REQUIREMENT – Return a copy of every line in the data below that contains "Advanced".

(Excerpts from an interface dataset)
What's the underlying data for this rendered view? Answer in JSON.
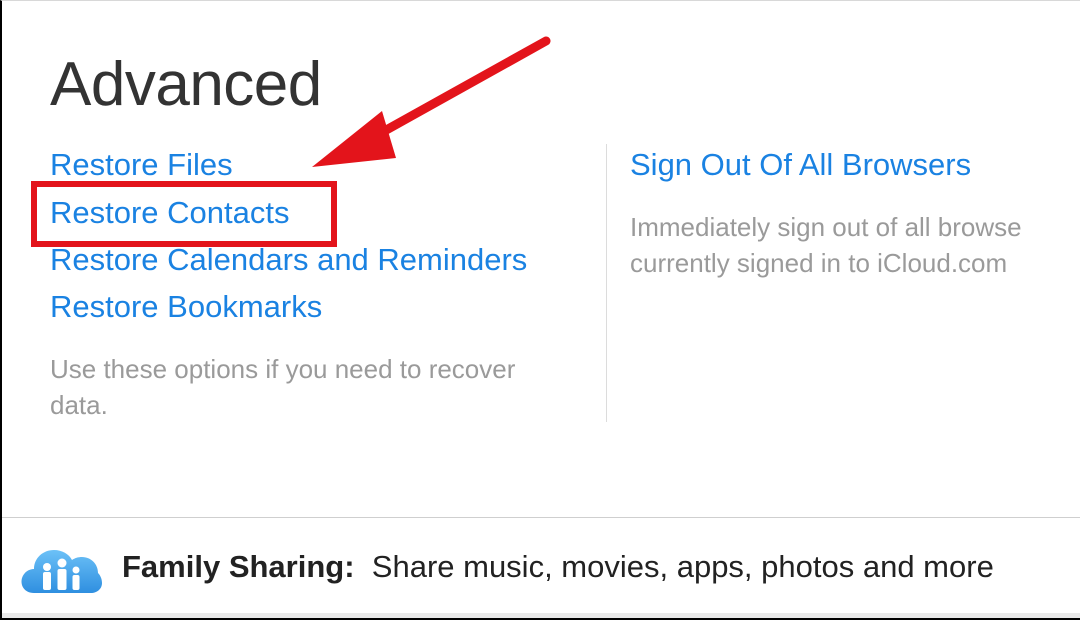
{
  "section": {
    "title": "Advanced",
    "links": [
      {
        "label": "Restore Files"
      },
      {
        "label": "Restore Contacts"
      },
      {
        "label": "Restore Calendars and Reminders"
      },
      {
        "label": "Restore Bookmarks"
      }
    ],
    "description": "Use these options if you need to recover data."
  },
  "sign_out": {
    "label": "Sign Out Of All Browsers",
    "description_line1": "Immediately sign out of all browse",
    "description_line2": "currently signed in to iCloud.com"
  },
  "family_sharing": {
    "label": "Family Sharing:",
    "text": "Share music, movies, apps, photos and more",
    "icon": "family-cloud-icon"
  },
  "annotation": {
    "color": "#e3141b",
    "arrow_icon": "arrow-icon"
  },
  "colors": {
    "link": "#1a82e2",
    "muted": "#9a9a9a"
  }
}
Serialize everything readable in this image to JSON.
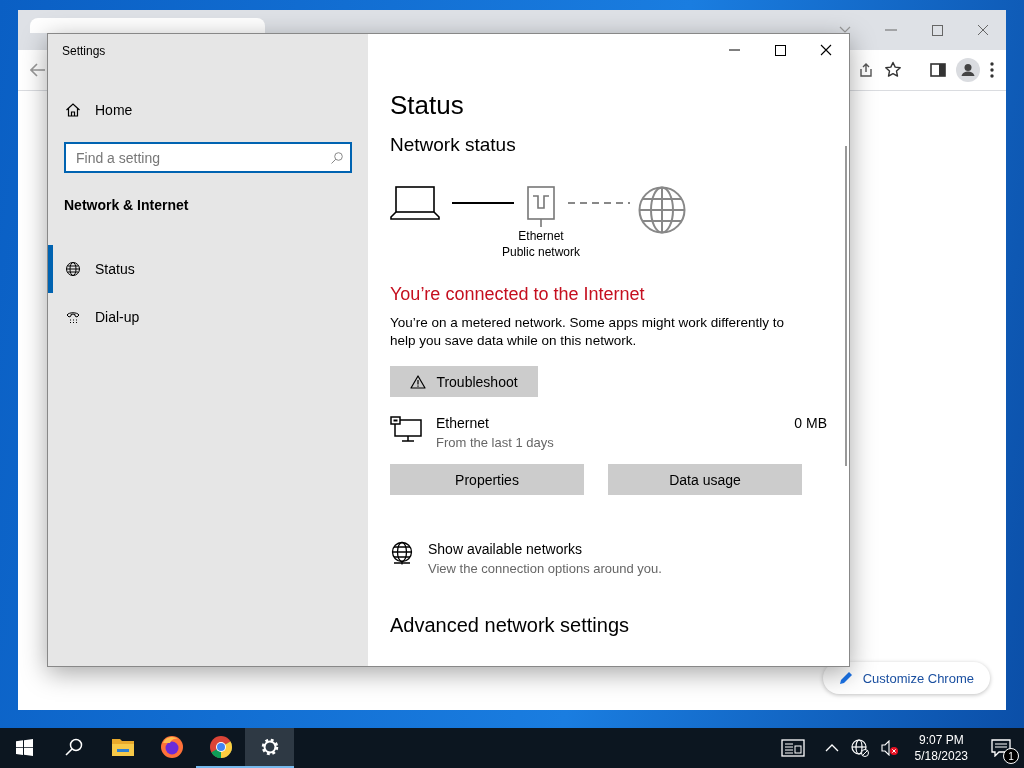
{
  "browser": {
    "customize_button": "Customize Chrome"
  },
  "settings": {
    "title": "Settings",
    "sidebar": {
      "home": "Home",
      "search": {
        "placeholder": "Find a setting"
      },
      "section": "Network & Internet",
      "items": [
        {
          "label": "Status",
          "kind": "status",
          "selected": true
        },
        {
          "label": "Dial-up",
          "kind": "dialup",
          "selected": false
        }
      ]
    },
    "content": {
      "heading": "Status",
      "subheading": "Network status",
      "diagram": {
        "adapter_label": "Ethernet",
        "network_label": "Public network"
      },
      "status": "You’re connected to the Internet",
      "description": "You’re on a metered network. Some apps might work differently to help you save data while on this network.",
      "troubleshoot": "Troubleshoot",
      "adapter": {
        "name": "Ethernet",
        "period": "From the last 1 days",
        "usage": "0 MB"
      },
      "buttons": [
        "Properties",
        "Data usage"
      ],
      "show_networks": {
        "title": "Show available networks",
        "subtitle": "View the connection options around you."
      },
      "advanced_heading": "Advanced network settings"
    }
  },
  "taskbar": {
    "apps": [
      {
        "kind": "start",
        "running": false,
        "active": false
      },
      {
        "kind": "search",
        "running": false,
        "active": false
      },
      {
        "kind": "files",
        "running": false,
        "active": false
      },
      {
        "kind": "firefox",
        "running": false,
        "active": false
      },
      {
        "kind": "chrome",
        "running": true,
        "active": false
      },
      {
        "kind": "settings",
        "running": true,
        "active": true
      }
    ],
    "clock": {
      "time": "9:07 PM",
      "date": "5/18/2023"
    },
    "notifications": "1"
  }
}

TASK ANSWER –
    "title": "Advanced",
      "advanced_heading": "Advanced network settings"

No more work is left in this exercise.